The European Court of Human Rights inadvertently sought out controversy in the last few months when they approved the use of a Closed-Circuit Television (CCTV) system within a Spanish supermarket. The use of CCTV in many businesses across Europe is not a controversial topic per se – however, the implementation and installation of such a system without informing employees of its existence, and that they are being monitored and recorded is, however, tricky territory. In this specific case that has made headlines across Europe, employees were informed there were cameras at the two entrance and exit points of the store but were not informed about the cameras that were installed to monitor the cash register and point of sale.

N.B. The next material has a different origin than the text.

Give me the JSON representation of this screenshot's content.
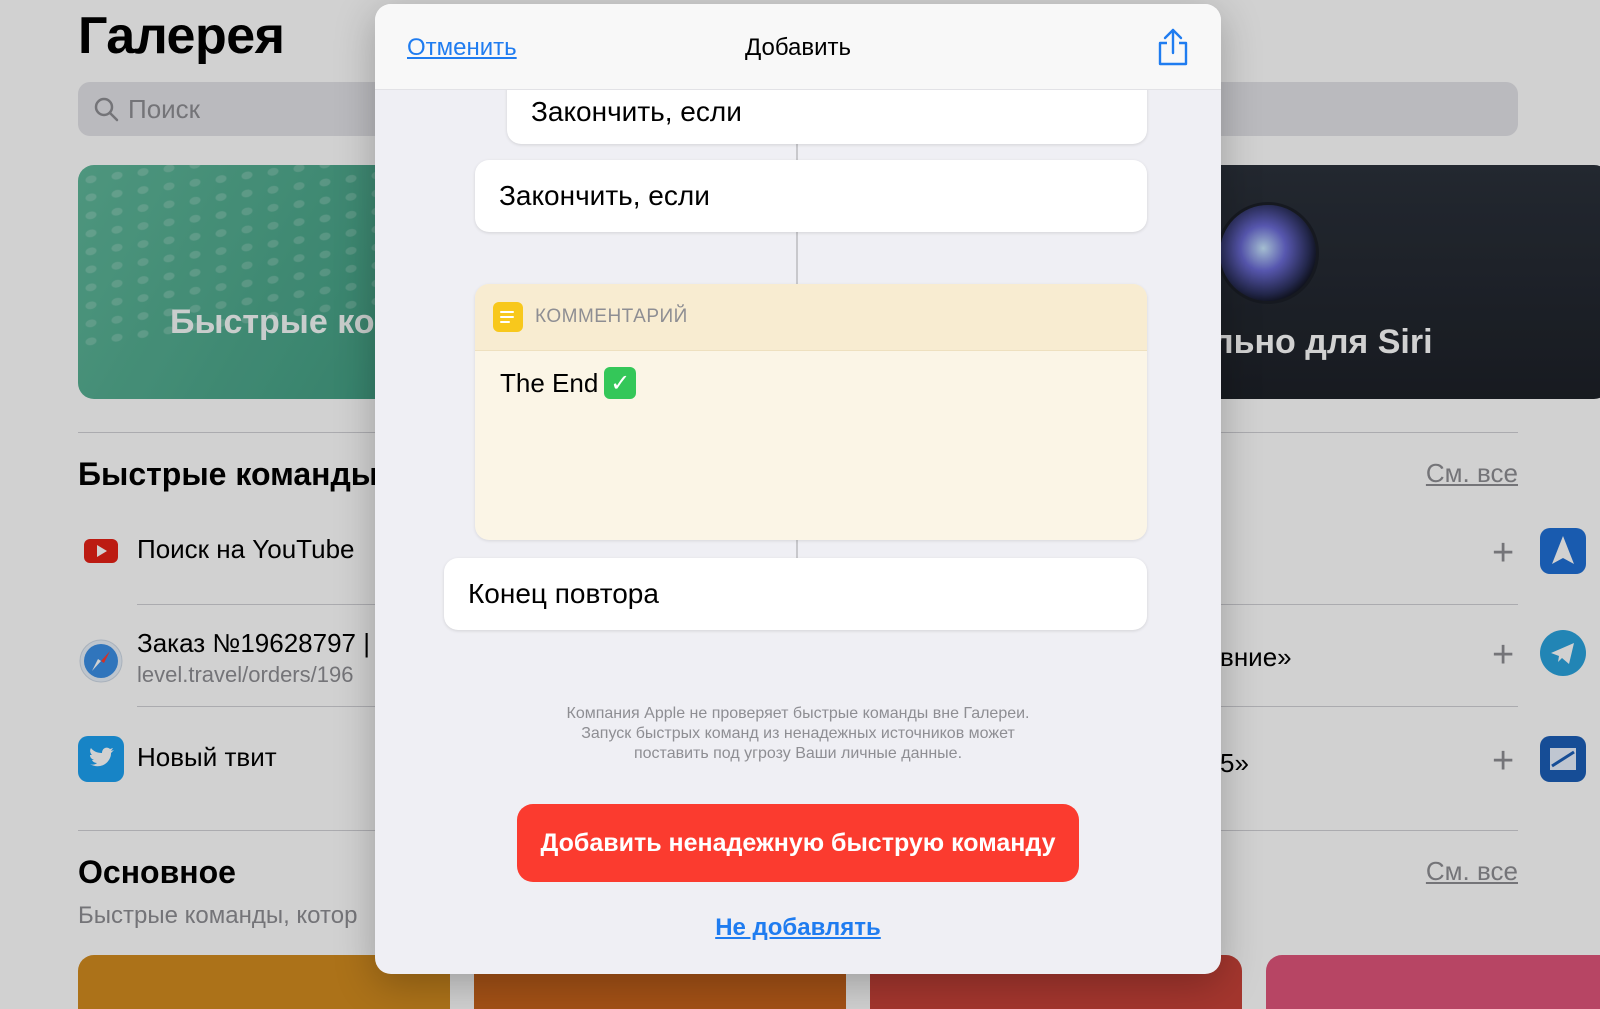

Perhaps if the outcome of this story had been different, this topic would not have made news; however, after the installation of these cameras, it was observed that a number of employees within the supermarket were stealing from their workplace. Afterwards, the employees in question were terminated from their positions in the workplace. This has created a difficult situation for legislation to interpret as there are two ethical dilemmas at stake. We can argue that the employees were not informed about these cameras and that this was a direct breach of their privacy; or we can view this termination to be fair based on the fact that these workers were caught stealing from their workplace!
In Spain, where this matter took place, the law in question requires employers to notify employees how their personal data is collected, why it is collected and the reason for doing so, before any data collection methods are enforced. The present issue here is one of balance. The supermarket employer wanted to collect evidence to determine who was stealing from the store, however in doing so, they didn’t account for the fact that they were violating the employees’ right to privacy. This story has created some interesting dialogue between the European Court of Human Rights and the Spanish Court System as they argue which of the current legislations take precedence in this case.
Other employers across Europe that use CCTV are urged to have conversations with their employees regarding the use of CCTV within the workplace. More specifically, these conversations should explain that there is a possibility that the employee could be filmed while at work, what the CCTV will be used for and how much of an intrusion of privacy it will create for the employees. When installing CCTV in the workplace, it is important that the employer ensures they have legitimate grounds for installing it in the first place and that less intrusive means have already been attempted in order to protect the privacy of the employees involved. Also, when installing CCTV systems, it would be beneficial to inform employees of what measures will be taken based on their actions. For instance, had the employees in that Spanish supermarket been informed that there would be cameras spread around the store with the hopes of lowering the instances of theft in the workplace, and that those caught stealing would be persecuted accordingly, then this workplace would not be working through the legalities of such a system as they presently are.
Ultimately, the European Court of Human Rights decided that by informing the employees there were cameras within the workplace (though not specifically discussing where they were located, or why they had been installed) the employer had provided their employees with enough fair notice about them being recorded at work, and that the videos obtained were not threatening their right to privacy. What is important to realize is that the time involved going through the court system could have been reduced if employers had been more open and transparent with their employees about where and why the cameras had been installed in the workplace. Had these conversations already taken place, they may not have had any instances of employee theft taking place in the future.